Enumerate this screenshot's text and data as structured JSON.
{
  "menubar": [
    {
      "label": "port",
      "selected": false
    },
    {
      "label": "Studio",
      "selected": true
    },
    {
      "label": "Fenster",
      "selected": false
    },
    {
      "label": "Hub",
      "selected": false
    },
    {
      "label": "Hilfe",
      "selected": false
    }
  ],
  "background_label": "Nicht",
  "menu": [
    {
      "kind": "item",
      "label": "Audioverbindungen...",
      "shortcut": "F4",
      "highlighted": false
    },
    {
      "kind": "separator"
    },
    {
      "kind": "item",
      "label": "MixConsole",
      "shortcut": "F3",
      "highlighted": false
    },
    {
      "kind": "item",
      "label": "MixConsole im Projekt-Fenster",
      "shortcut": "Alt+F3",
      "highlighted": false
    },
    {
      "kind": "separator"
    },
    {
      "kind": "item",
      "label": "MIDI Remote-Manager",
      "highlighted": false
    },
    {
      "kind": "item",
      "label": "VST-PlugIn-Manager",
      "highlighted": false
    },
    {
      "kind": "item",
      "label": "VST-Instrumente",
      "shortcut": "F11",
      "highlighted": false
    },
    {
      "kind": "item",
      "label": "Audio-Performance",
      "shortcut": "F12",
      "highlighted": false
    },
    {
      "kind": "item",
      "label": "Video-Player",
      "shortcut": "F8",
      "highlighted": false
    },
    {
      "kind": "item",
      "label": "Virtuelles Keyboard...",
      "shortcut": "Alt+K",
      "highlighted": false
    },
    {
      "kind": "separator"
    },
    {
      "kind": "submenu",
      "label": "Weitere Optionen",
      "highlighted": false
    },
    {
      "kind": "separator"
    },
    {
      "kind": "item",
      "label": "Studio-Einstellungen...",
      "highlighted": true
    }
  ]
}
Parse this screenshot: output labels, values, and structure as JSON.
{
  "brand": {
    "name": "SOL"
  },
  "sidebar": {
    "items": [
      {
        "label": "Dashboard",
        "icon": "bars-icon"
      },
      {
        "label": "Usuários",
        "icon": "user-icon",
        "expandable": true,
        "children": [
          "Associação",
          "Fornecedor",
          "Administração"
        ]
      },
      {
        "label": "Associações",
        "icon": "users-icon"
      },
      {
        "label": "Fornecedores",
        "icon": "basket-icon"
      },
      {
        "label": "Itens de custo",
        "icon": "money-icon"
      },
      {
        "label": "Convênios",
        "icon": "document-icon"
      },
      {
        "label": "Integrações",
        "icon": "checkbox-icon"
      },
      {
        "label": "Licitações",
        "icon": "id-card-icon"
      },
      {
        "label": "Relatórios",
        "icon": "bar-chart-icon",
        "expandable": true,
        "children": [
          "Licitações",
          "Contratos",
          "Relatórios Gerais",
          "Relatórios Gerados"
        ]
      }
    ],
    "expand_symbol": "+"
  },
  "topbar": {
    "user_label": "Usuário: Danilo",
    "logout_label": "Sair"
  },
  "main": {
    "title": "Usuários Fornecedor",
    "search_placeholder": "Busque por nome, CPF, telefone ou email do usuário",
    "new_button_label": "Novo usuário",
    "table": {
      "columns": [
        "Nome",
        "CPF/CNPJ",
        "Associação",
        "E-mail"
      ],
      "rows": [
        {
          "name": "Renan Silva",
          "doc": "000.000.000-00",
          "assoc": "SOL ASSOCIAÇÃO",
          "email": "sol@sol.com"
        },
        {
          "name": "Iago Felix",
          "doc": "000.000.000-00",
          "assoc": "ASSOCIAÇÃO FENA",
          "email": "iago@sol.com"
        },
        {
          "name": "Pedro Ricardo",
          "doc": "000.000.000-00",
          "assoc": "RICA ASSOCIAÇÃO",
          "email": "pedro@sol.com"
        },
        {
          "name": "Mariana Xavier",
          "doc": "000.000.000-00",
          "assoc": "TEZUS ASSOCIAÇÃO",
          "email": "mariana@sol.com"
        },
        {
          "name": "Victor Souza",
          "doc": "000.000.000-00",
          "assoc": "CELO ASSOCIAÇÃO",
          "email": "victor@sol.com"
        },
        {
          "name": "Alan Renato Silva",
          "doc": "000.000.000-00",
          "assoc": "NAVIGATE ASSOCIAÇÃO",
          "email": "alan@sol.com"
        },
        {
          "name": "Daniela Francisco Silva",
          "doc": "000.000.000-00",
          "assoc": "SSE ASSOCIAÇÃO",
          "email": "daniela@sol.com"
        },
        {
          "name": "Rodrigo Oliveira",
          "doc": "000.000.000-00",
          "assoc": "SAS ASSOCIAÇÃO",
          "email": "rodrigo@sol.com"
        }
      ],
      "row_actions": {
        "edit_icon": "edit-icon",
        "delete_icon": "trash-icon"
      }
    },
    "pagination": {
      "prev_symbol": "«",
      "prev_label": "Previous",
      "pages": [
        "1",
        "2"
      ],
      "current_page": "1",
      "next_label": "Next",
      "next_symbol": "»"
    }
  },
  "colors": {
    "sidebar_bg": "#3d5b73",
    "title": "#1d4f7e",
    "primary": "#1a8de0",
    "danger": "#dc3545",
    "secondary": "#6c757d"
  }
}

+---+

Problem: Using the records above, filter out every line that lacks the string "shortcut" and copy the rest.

Written solution:
      "shortcut": "F4",
      "shortcut": "F3",
      "shortcut": "Alt+F3",
      "shortcut": "F11",
      "shortcut": "F12",
      "shortcut": "F8",
      "shortcut": "Alt+K",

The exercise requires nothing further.